It’s been two months since my last blog post due, in large part, to a full travel schedule for book talks and preparations for the upcoming launch of the “Giving Back: The Soul of Philanthropy Reframed and Exhibited” exhibition. (More to come about the exhibit over the next few months!!!)

Here’s a BlackGivesBack.com story about my visit to Hartford, Connecticut in September: Hartford Foundation Celebrates Black Philanthropy with Stories of Inspiration.

Enjoy!

— VF

From PhilanthropyNC :: Black giving aims to bridge philanthropy gap

BPM AUGUSTLY BANNER 625X125 (3)Here’s an article recently featured in Triangle Community Foundation’s newsletter in observance of Black Philanthropy Month during August.

Take a look at: Black Giving Aims To Bridge Philanthropy Gap

TCF was an early partner of Community Investment Network (where I now serve as interim Executive Director) when it was formed a decade ago.

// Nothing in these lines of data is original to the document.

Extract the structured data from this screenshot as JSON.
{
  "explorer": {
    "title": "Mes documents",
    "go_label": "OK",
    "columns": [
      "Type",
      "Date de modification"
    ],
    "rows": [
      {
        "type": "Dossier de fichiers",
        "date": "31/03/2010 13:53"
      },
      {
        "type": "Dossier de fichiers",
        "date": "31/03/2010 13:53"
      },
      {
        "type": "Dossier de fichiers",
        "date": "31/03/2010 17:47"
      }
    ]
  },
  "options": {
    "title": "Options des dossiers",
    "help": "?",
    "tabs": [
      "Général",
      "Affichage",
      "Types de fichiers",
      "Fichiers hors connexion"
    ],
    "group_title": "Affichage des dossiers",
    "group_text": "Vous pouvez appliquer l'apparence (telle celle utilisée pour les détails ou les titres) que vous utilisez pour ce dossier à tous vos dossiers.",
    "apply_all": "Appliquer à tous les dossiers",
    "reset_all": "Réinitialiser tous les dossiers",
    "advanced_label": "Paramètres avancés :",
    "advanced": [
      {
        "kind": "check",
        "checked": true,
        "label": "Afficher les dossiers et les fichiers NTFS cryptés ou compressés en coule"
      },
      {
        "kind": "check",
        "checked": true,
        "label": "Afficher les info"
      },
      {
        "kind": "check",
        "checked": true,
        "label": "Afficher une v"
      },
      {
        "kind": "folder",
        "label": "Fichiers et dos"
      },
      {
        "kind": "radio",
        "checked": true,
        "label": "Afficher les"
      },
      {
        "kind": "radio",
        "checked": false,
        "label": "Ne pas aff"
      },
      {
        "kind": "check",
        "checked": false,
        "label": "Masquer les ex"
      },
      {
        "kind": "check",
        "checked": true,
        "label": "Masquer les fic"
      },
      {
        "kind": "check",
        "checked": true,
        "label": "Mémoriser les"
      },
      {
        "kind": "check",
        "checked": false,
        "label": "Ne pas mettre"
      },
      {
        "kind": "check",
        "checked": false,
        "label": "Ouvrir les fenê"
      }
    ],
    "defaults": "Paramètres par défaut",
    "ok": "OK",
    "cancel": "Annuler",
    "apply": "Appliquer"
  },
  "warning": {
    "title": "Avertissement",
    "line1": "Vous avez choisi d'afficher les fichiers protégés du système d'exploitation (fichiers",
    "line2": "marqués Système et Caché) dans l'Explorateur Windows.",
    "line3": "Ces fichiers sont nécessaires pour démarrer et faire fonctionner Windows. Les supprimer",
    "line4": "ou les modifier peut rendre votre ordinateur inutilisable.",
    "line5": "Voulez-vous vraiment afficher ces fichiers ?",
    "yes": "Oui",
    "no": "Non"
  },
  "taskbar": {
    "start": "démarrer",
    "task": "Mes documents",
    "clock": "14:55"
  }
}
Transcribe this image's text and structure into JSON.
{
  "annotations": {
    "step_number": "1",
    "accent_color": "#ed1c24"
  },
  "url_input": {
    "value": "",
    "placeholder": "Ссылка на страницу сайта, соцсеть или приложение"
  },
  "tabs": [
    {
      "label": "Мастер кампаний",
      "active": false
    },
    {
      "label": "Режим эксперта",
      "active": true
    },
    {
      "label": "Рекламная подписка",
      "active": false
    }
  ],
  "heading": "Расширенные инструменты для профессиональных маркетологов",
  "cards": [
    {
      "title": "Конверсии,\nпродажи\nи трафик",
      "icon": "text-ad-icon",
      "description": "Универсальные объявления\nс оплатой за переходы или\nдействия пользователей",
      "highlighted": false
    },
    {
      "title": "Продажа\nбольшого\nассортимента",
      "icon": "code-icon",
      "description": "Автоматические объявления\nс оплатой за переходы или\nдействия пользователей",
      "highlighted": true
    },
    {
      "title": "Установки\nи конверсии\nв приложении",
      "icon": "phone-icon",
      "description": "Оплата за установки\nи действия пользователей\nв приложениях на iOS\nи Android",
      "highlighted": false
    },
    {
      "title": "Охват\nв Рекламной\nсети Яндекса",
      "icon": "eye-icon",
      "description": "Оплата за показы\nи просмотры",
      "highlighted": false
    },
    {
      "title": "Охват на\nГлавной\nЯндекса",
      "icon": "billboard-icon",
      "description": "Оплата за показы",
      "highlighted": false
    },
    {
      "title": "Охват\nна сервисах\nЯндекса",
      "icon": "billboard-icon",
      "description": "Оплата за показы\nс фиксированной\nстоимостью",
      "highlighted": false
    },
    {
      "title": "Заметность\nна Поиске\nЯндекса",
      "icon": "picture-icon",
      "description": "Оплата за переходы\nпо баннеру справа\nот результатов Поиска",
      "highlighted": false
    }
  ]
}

CIN is celebrating its 10th anniversary conference in Durham in October and TCF is a sponsor.

Many thanks to Lori O’Keefe and Veronica Hemmingway of TCF (@TriComFdn) and Todd Cohen of Philanthropy North Carolina (@philanthropync).

From BGB :: CIN Set To Mark A Decade of Impact Through Giving Circles

CIN Conference Headshot Collage

Community Investment Network is approaching the start of its 10th anniversary conference in Durham, October 2-5. Leading participants in the three-day conference are shown above and listed below.

Read more at on BlackGivesBack.com: Community Investment Network Set To Mark A Decade of Impact Through Giving Circles. And then register to attend!

CIN Conference Feature Photo